» Task to carry out
In this exercise, each record below is to be written out again exactly.
Segment Open
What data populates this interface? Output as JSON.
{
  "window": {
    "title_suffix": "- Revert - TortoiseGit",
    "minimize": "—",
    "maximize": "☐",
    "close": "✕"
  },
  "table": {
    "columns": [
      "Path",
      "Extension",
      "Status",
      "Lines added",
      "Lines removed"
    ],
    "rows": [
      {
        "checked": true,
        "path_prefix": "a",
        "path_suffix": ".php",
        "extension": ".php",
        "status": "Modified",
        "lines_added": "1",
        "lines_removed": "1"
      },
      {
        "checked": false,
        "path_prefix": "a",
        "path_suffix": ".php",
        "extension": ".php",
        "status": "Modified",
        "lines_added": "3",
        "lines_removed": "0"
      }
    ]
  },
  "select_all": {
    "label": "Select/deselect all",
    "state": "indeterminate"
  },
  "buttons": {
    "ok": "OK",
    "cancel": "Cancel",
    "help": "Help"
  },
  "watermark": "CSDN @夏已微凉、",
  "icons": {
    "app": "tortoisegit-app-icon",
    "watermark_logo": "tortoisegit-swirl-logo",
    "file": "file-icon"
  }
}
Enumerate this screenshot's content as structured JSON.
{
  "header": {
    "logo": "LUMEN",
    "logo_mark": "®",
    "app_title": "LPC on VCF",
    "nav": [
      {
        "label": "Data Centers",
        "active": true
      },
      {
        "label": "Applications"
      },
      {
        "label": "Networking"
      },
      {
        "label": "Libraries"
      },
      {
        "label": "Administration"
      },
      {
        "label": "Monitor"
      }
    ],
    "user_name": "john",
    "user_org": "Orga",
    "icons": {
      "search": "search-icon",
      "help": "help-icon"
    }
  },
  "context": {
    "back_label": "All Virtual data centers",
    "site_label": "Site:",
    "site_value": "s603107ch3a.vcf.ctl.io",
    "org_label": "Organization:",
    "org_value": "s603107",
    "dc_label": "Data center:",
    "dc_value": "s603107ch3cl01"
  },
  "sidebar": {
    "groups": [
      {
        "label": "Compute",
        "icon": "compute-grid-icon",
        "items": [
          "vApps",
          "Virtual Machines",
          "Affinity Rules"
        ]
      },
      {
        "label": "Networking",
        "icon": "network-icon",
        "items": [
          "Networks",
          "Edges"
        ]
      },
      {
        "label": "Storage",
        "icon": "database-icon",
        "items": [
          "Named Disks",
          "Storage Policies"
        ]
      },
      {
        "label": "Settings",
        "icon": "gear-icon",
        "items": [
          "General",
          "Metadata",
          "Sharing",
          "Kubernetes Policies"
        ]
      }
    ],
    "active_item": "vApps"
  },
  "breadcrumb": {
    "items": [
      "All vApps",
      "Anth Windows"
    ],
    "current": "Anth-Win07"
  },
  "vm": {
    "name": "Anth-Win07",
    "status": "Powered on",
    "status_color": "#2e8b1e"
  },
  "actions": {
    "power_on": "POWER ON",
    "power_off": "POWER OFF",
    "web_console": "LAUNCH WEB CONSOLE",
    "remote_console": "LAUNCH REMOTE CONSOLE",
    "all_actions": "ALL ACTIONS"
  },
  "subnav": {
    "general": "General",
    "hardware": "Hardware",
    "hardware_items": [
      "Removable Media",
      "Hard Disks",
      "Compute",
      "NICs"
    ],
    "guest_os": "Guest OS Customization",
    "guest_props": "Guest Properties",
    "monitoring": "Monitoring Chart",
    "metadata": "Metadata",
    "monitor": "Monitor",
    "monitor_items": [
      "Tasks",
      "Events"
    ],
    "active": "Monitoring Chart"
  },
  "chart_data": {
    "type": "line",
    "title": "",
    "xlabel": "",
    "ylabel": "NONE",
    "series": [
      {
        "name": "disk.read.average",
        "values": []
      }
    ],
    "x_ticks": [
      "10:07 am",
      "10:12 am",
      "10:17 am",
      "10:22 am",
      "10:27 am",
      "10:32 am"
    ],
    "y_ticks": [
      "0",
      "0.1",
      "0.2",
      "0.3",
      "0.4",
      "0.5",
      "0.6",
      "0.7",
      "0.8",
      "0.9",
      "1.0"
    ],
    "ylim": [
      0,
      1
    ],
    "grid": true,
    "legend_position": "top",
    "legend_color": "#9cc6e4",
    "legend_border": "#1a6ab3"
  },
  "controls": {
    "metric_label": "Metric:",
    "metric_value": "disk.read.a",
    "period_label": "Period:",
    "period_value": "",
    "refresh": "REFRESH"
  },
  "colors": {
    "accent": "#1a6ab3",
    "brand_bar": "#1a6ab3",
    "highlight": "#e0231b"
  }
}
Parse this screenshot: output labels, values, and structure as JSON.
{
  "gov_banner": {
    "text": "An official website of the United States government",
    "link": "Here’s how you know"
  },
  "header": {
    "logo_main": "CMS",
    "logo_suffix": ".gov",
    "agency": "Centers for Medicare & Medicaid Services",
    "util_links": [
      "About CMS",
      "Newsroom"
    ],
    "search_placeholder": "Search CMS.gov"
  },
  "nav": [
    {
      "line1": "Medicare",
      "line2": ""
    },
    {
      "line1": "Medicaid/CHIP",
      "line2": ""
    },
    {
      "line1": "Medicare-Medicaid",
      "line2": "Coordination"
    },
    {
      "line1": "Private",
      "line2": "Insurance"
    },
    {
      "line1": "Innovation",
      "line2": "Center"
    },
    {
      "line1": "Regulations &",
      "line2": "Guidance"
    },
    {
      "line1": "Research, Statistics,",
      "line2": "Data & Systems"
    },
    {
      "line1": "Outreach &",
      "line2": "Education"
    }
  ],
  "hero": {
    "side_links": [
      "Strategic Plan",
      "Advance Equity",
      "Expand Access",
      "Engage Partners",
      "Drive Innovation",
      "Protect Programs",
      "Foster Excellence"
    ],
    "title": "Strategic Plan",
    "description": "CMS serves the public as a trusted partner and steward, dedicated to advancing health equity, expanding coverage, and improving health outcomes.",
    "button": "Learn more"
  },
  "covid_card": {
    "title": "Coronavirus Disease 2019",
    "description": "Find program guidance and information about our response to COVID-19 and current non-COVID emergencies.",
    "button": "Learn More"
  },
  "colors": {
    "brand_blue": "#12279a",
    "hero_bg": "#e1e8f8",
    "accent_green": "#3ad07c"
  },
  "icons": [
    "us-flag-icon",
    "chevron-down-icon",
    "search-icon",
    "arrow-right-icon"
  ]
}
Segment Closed
» Reply
What data populates this interface? Output as JSON.
{
  "window": {
    "title_suffix": "- Revert - TortoiseGit",
    "minimize": "—",
    "maximize": "☐",
    "close": "✕"
  },
  "table": {
    "columns": [
      "Path",
      "Extension",
      "Status",
      "Lines added",
      "Lines removed"
    ],
    "rows": [
      {
        "checked": true,
        "path_prefix": "a",
        "path_suffix": ".php",
        "extension": ".php",
        "status": "Modified",
        "lines_added": "1",
        "lines_removed": "1"
      },
      {
        "checked": false,
        "path_prefix": "a",
        "path_suffix": ".php",
        "extension": ".php",
        "status": "Modified",
        "lines_added": "3",
        "lines_removed": "0"
      }
    ]
  },
  "select_all": {
    "label": "Select/deselect all",
    "state": "indeterminate"
  },
  "buttons": {
    "ok": "OK",
    "cancel": "Cancel",
    "help": "Help"
  },
  "watermark": "CSDN @夏已微凉、",
  "icons": {
    "app": "tortoisegit-app-icon",
    "watermark_logo": "tortoisegit-swirl-logo",
    "file": "file-icon"
  }
}
Enumerate this screenshot's content as structured JSON.
{
  "header": {
    "logo": "LUMEN",
    "logo_mark": "®",
    "app_title": "LPC on VCF",
    "nav": [
      {
        "label": "Data Centers",
        "active": true
      },
      {
        "label": "Applications"
      },
      {
        "label": "Networking"
      },
      {
        "label": "Libraries"
      },
      {
        "label": "Administration"
      },
      {
        "label": "Monitor"
      }
    ],
    "user_name": "john",
    "user_org": "Orga",
    "icons": {
      "search": "search-icon",
      "help": "help-icon"
    }
  },
  "context": {
    "back_label": "All Virtual data centers",
    "site_label": "Site:",
    "site_value": "s603107ch3a.vcf.ctl.io",
    "org_label": "Organization:",
    "org_value": "s603107",
    "dc_label": "Data center:",
    "dc_value": "s603107ch3cl01"
  },
  "sidebar": {
    "groups": [
      {
        "label": "Compute",
        "icon": "compute-grid-icon",
        "items": [
          "vApps",
          "Virtual Machines",
          "Affinity Rules"
        ]
      },
      {
        "label": "Networking",
        "icon": "network-icon",
        "items": [
          "Networks",
          "Edges"
        ]
      },
      {
        "label": "Storage",
        "icon": "database-icon",
        "items": [
          "Named Disks",
          "Storage Policies"
        ]
      },
      {
        "label": "Settings",
        "icon": "gear-icon",
        "items": [
          "General",
          "Metadata",
          "Sharing",
          "Kubernetes Policies"
        ]
      }
    ],
    "active_item": "vApps"
  },
  "breadcrumb": {
    "items": [
      "All vApps",
      "Anth Windows"
    ],
    "current": "Anth-Win07"
  },
  "vm": {
    "name": "Anth-Win07",
    "status": "Powered on",
    "status_color": "#2e8b1e"
  },
  "actions": {
    "power_on": "POWER ON",
    "power_off": "POWER OFF",
    "web_console": "LAUNCH WEB CONSOLE",
    "remote_console": "LAUNCH REMOTE CONSOLE",
    "all_actions": "ALL ACTIONS"
  },
  "subnav": {
    "general": "General",
    "hardware": "Hardware",
    "hardware_items": [
      "Removable Media",
      "Hard Disks",
      "Compute",
      "NICs"
    ],
    "guest_os": "Guest OS Customization",
    "guest_props": "Guest Properties",
    "monitoring": "Monitoring Chart",
    "metadata": "Metadata",
    "monitor": "Monitor",
    "monitor_items": [
      "Tasks",
      "Events"
    ],
    "active": "Monitoring Chart"
  },
  "chart_data": {
    "type": "line",
    "title": "",
    "xlabel": "",
    "ylabel": "NONE",
    "series": [
      {
        "name": "disk.read.average",
        "values": []
      }
    ],
    "x_ticks": [
      "10:07 am",
      "10:12 am",
      "10:17 am",
      "10:22 am",
      "10:27 am",
      "10:32 am"
    ],
    "y_ticks": [
      "0",
      "0.1",
      "0.2",
      "0.3",
      "0.4",
      "0.5",
      "0.6",
      "0.7",
      "0.8",
      "0.9",
      "1.0"
    ],
    "ylim": [
      0,
      1
    ],
    "grid": true,
    "legend_position": "top",
    "legend_color": "#9cc6e4",
    "legend_border": "#1a6ab3"
  },
  "controls": {
    "metric_label": "Metric:",
    "metric_value": "disk.read.a",
    "period_label": "Period:",
    "period_value": "",
    "refresh": "REFRESH"
  },
  "colors": {
    "accent": "#1a6ab3",
    "brand_bar": "#1a6ab3",
    "highlight": "#e0231b"
  }
}
Parse this screenshot: output labels, values, and structure as JSON.
{
  "gov_banner": {
    "text": "An official website of the United States government",
    "link": "Here’s how you know"
  },
  "header": {
    "logo_main": "CMS",
    "logo_suffix": ".gov",
    "agency": "Centers for Medicare & Medicaid Services",
    "util_links": [
      "About CMS",
      "Newsroom"
    ],
    "search_placeholder": "Search CMS.gov"
  },
  "nav": [
    {
      "line1": "Medicare",
      "line2": ""
    },
    {
      "line1": "Medicaid/CHIP",
      "line2": ""
    },
    {
      "line1": "Medicare-Medicaid",
      "line2": "Coordination"
    },
    {
      "line1": "Private",
      "line2": "Insurance"
    },
    {
      "line1": "Innovation",
      "line2": "Center"
    },
    {
      "line1": "Regulations &",
      "line2": "Guidance"
    },
    {
      "line1": "Research, Statistics,",
      "line2": "Data & Systems"
    },
    {
      "line1": "Outreach &",
      "line2": "Education"
    }
  ],
  "hero": {
    "side_links": [
      "Strategic Plan",
      "Advance Equity",
      "Expand Access",
      "Engage Partners",
      "Drive Innovation",
      "Protect Programs",
      "Foster Excellence"
    ],
    "title": "Strategic Plan",
    "description": "CMS serves the public as a trusted partner and steward, dedicated to advancing health equity, expanding coverage, and improving health outcomes.",
    "button": "Learn more"
  },
  "covid_card": {
    "title": "Coronavirus Disease 2019",
    "description": "Find program guidance and information about our response to COVID-19 and current non-COVID emergencies.",
    "button": "Learn More"
  },
  "colors": {
    "brand_blue": "#12279a",
    "hero_bg": "#e1e8f8",
    "accent_green": "#3ad07c"
  },
  "icons": [
    "us-flag-icon",
    "chevron-down-icon",
    "search-icon",
    "arrow-right-icon"
  ]
}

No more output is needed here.